The hatched marks in the sky area of the darker version above (HB 22.II.g) to contemporary eyes may appear as idiosyncratic indications of the Segers’ experimental process, adding to the appeal of the work. Yet it is difficult to know how such evidence of technical experimentation would have been received during the artist’s time. Along with some fellow artists who were no doubt fascinated by his etching process, Segers’ prints were acquired by a small group of discerning collectors but are not likely to have been widely distributed. For Segers the primacy of the image was clearly prized over seamless technique, and any imperfections became woven into the fabric of the images. Thus evidence of process and discovery are inherent to his printmaking.
Segers’ bold approach results in the cold, mineral beauty of his work that continues to resonate with contemporary audiences. Both impressions of Rocky Mountains with a Plateau (pictured below) exemplify the strange emptiness of his images, which are nevertheless rendered with detailed minutae. Towering rocky cliffs and precipices surround a flat plateau littered with small trees and a tiny house or barn-like structure. As is characteristic of his work, any signs of human habitation are minimal and are dwarfed by the vastness of their geological surrounds. Segers invents a thoroughly inhospitable environment, and one gets the sense that the exposed house and its inhabitants could at any moment be swept away in a storm, or crushed in a landslide. These works seem to linger on the edge of fantasy and reality, in a space where man has no dominion over nature, and dwells upon precipitous grounds.

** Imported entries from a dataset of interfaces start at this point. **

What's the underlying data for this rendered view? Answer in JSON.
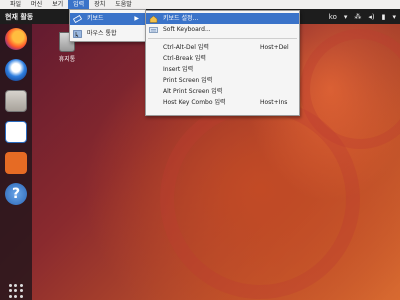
{
  "vm_menubar": {
    "items": [
      "파일",
      "머신",
      "보기",
      "입력",
      "장치",
      "도움말"
    ],
    "active_index": 3
  },
  "top_panel": {
    "activities": "현재 활동",
    "language": "ko"
  },
  "desktop": {
    "trash_label": "휴지통"
  },
  "input_menu": {
    "items": [
      {
        "label": "키보드",
        "icon": "keyboard-icon",
        "has_submenu": true
      },
      {
        "label": "마우스 통합",
        "icon": "mouse-integration-icon"
      }
    ]
  },
  "keyboard_submenu": {
    "items": [
      {
        "label": "키보드 설정...",
        "icon": "keyboard-settings-icon",
        "shortcut": ""
      },
      {
        "label": "Soft Keyboard...",
        "icon": "soft-keyboard-icon",
        "shortcut": ""
      }
    ],
    "key_items": [
      {
        "label": "Ctrl-Alt-Del 입력",
        "shortcut": "Host+Del"
      },
      {
        "label": "Ctrl-Break 입력",
        "shortcut": ""
      },
      {
        "label": "Insert 입력",
        "shortcut": ""
      },
      {
        "label": "Print Screen 입력",
        "shortcut": ""
      },
      {
        "label": "Alt Print Screen 입력",
        "shortcut": ""
      },
      {
        "label": "Host Key Combo 입력",
        "shortcut": "Host+Ins"
      }
    ]
  },
  "colors": {
    "highlight": "#3a73c9",
    "panel": "#1d1d1d",
    "menu_bg": "#f5f5f5"
  }
}
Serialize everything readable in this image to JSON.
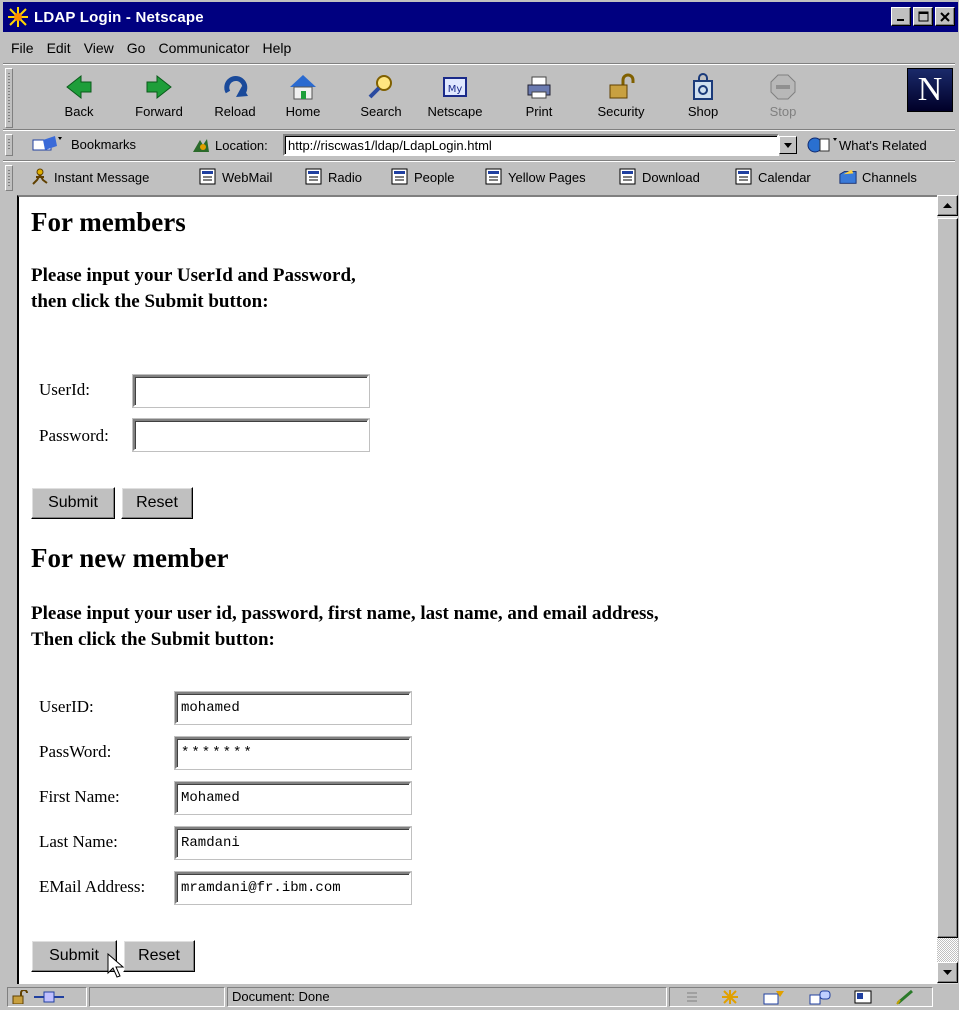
{
  "window": {
    "title": "LDAP Login - Netscape"
  },
  "menu": [
    "File",
    "Edit",
    "View",
    "Go",
    "Communicator",
    "Help"
  ],
  "nav_buttons": [
    {
      "label": "Back",
      "icon": "back-arrow-icon",
      "enabled": true
    },
    {
      "label": "Forward",
      "icon": "forward-arrow-icon",
      "enabled": true
    },
    {
      "label": "Reload",
      "icon": "reload-icon",
      "enabled": true
    },
    {
      "label": "Home",
      "icon": "home-icon",
      "enabled": true
    },
    {
      "label": "Search",
      "icon": "search-icon",
      "enabled": true
    },
    {
      "label": "Netscape",
      "icon": "my-netscape-icon",
      "enabled": true
    },
    {
      "label": "Print",
      "icon": "printer-icon",
      "enabled": true
    },
    {
      "label": "Security",
      "icon": "padlock-icon",
      "enabled": true
    },
    {
      "label": "Shop",
      "icon": "shopping-bag-icon",
      "enabled": true
    },
    {
      "label": "Stop",
      "icon": "stop-icon",
      "enabled": false
    }
  ],
  "location": {
    "bookmarks_label": "Bookmarks",
    "location_label": "Location:",
    "url": "http://riscwas1/ldap/LdapLogin.html",
    "related_label": "What's Related"
  },
  "personal_toolbar": [
    "Instant Message",
    "WebMail",
    "Radio",
    "People",
    "Yellow Pages",
    "Download",
    "Calendar",
    "Channels"
  ],
  "members": {
    "heading": "For members",
    "instruction_line1": "Please input your UserId and Password,",
    "instruction_line2": "then click the Submit button:",
    "userid_label": "UserId:",
    "userid_value": "",
    "password_label": "Password:",
    "password_value": "",
    "submit_label": "Submit",
    "reset_label": "Reset"
  },
  "new_member": {
    "heading": "For new member",
    "instruction_line1": "Please input your user id, password, first name, last name, and email address,",
    "instruction_line2": "Then click the Submit button:",
    "userid_label": "UserID:",
    "userid_value": "mohamed",
    "password_label": "PassWord:",
    "password_value": "*******",
    "firstname_label": "First Name:",
    "firstname_value": "Mohamed",
    "lastname_label": "Last Name:",
    "lastname_value": "Ramdani",
    "email_label": "EMail Address:",
    "email_value": "mramdani@fr.ibm.com",
    "submit_label": "Submit",
    "reset_label": "Reset"
  },
  "status": {
    "text": "Document: Done"
  },
  "colors": {
    "title_bar": "#000080",
    "chrome": "#c0c0c0",
    "content_bg": "#ffffff"
  }
}
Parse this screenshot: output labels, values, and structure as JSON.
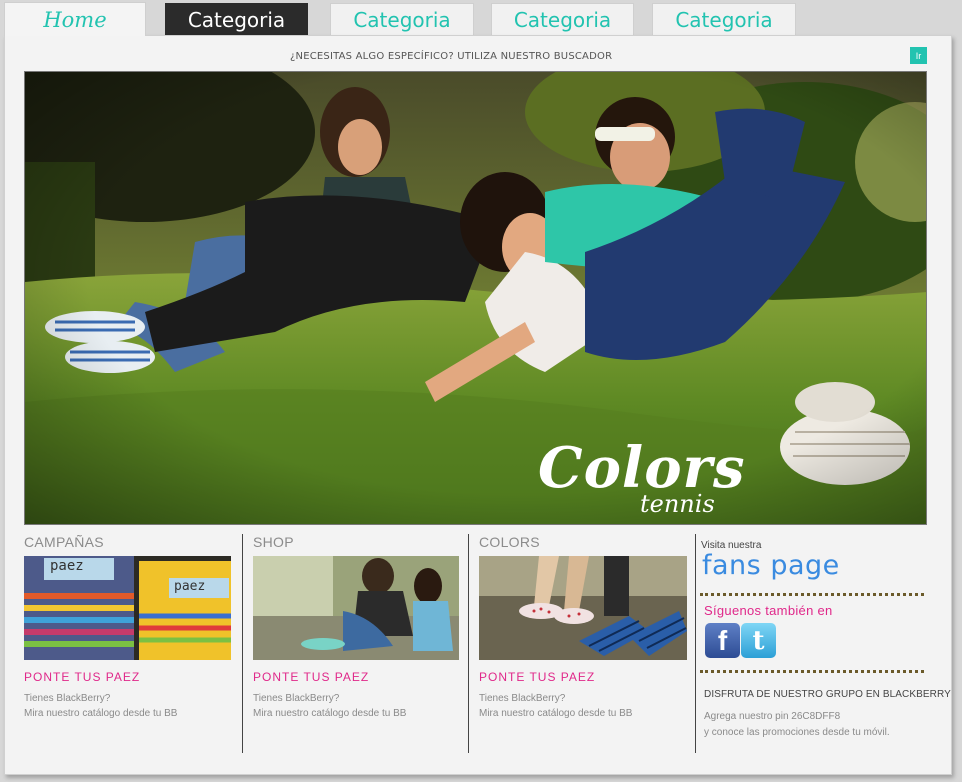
{
  "nav": {
    "tabs": [
      {
        "label": "Home"
      },
      {
        "label": "Categoria"
      },
      {
        "label": "Categoria"
      },
      {
        "label": "Categoria"
      },
      {
        "label": "Categoria"
      }
    ]
  },
  "search": {
    "prompt": "¿NECESITAS ALGO ESPECÍFICO? UTILIZA NUESTRO BUSCADOR",
    "button_label": "Ir"
  },
  "hero": {
    "logo_main": "Colors",
    "logo_sub": "tennis"
  },
  "columns": [
    {
      "title": "CAMPAÑAS",
      "link": "PONTE TUS PAEZ",
      "desc_line1": "Tienes BlackBerry?",
      "desc_line2": "Mira nuestro catálogo desde tu BB",
      "thumb_text": "paez"
    },
    {
      "title": "SHOP",
      "link": "PONTE TUS PAEZ",
      "desc_line1": "Tienes BlackBerry?",
      "desc_line2": "Mira nuestro catálogo desde tu BB"
    },
    {
      "title": "COLORS",
      "link": "PONTE TUS PAEZ",
      "desc_line1": "Tienes BlackBerry?",
      "desc_line2": "Mira nuestro catálogo desde tu BB"
    }
  ],
  "sidebar": {
    "visit_label": "Visita nuestra",
    "fans_link": "fans page",
    "follow_label": "Síguenos también en",
    "facebook_glyph": "f",
    "twitter_glyph": "t",
    "bb_title": "DISFRUTA DE NUESTRO GRUPO EN BLACKBERRY",
    "bb_desc_line1": "Agrega nuestro pin 26C8DFF8",
    "bb_desc_line2": "y conoce las promociones desde tu móvil."
  },
  "colors": {
    "accent_teal": "#22c3b0",
    "accent_pink": "#e0288a",
    "fans_blue": "#3a8be0"
  }
}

Through creating unique and inimitable prints, Hercules Segers tipped the existing conventions of printmaking, which generally focused on generating identical impressions, firmly on its head. In doing so he made extraordinarily memorable and original images that rightly deserve to form the focus of renewed study and appreciation.
 Laurie Monahan, “Rock Paper Scissors”, October, Vol 107 (Winter 2004), p. 95

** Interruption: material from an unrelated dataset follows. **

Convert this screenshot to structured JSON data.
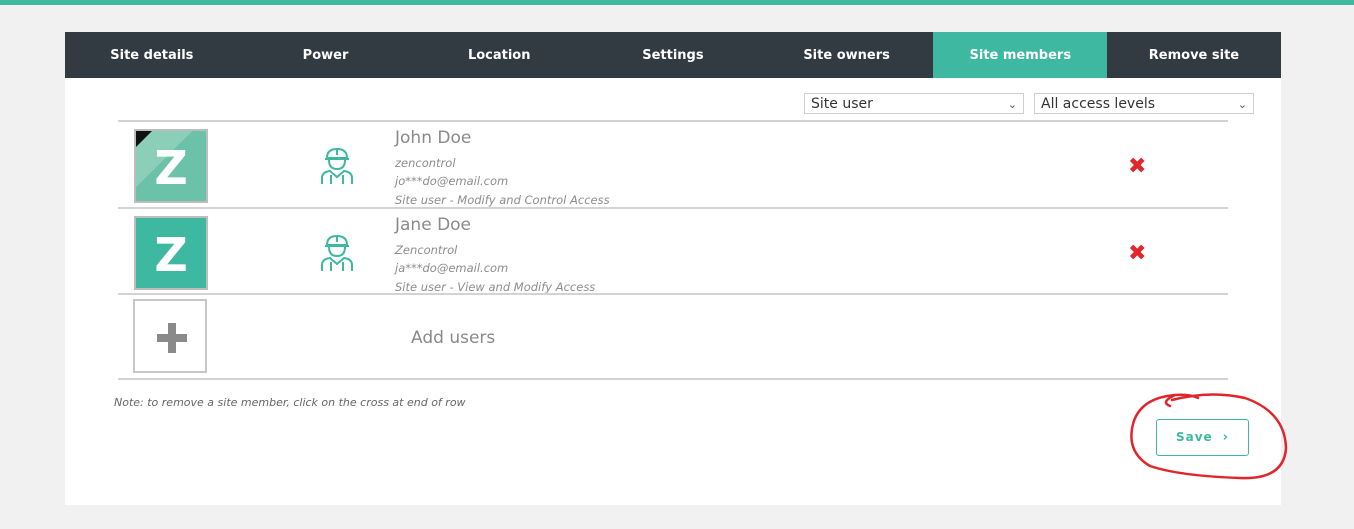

 “Dictionnaire critique: Metamorphosis,” Documents 6 (November 1929), p. 333, translated in Encyclopaedia Acephaelica, Atlas Arkhive 3, ed. Alistair Brotchie (London: Atlas Press, 1995). p. 60, quoted in Laurie Monahan, “Rock Paper Scissors”, October, Vol 107 (Winter 2004), p. 95
 Werner Herzog in conversation with co-curators of the Whitney Biennial Elizabeth Sussman and Jay Sanders. http://whitney.org/Exhibitions/2012Biennial/WernerHerzog
Lift-ground is also commonly known as sugar-lift etching and involves the artist applying a sugar based solution to the plate, which is then covered with an acid resistant varnish or ground and submerged in warm water which causes the sugar solution to dissolve and lift off off the varnish, exposing areas of the plate where the design had been applied. These areas are then usually aquatinted to hold the ink, etched in acid and inked and printed as normal. Segers did not however apply aquatint which was a later invention, for an analysis of Segers’ use of lift ground see: An Van Camp, Hercules Segers and his ‘printed paintings’ British Museum, 2012, n.p. Click here for full essay.
Currently I am studying in the Prints and Drawings Department at the British Museum, having been awarded the Harold Wright & Sarah and William Holmes Scholarship, administered through the University of Melbourne. This fantastic opportunity allows me to research widely within the BM’s incredible collection of graphic art. Through this blog I will be sharing some of the most intriguing and often surprising works I have come across as I move through aspects of the collection.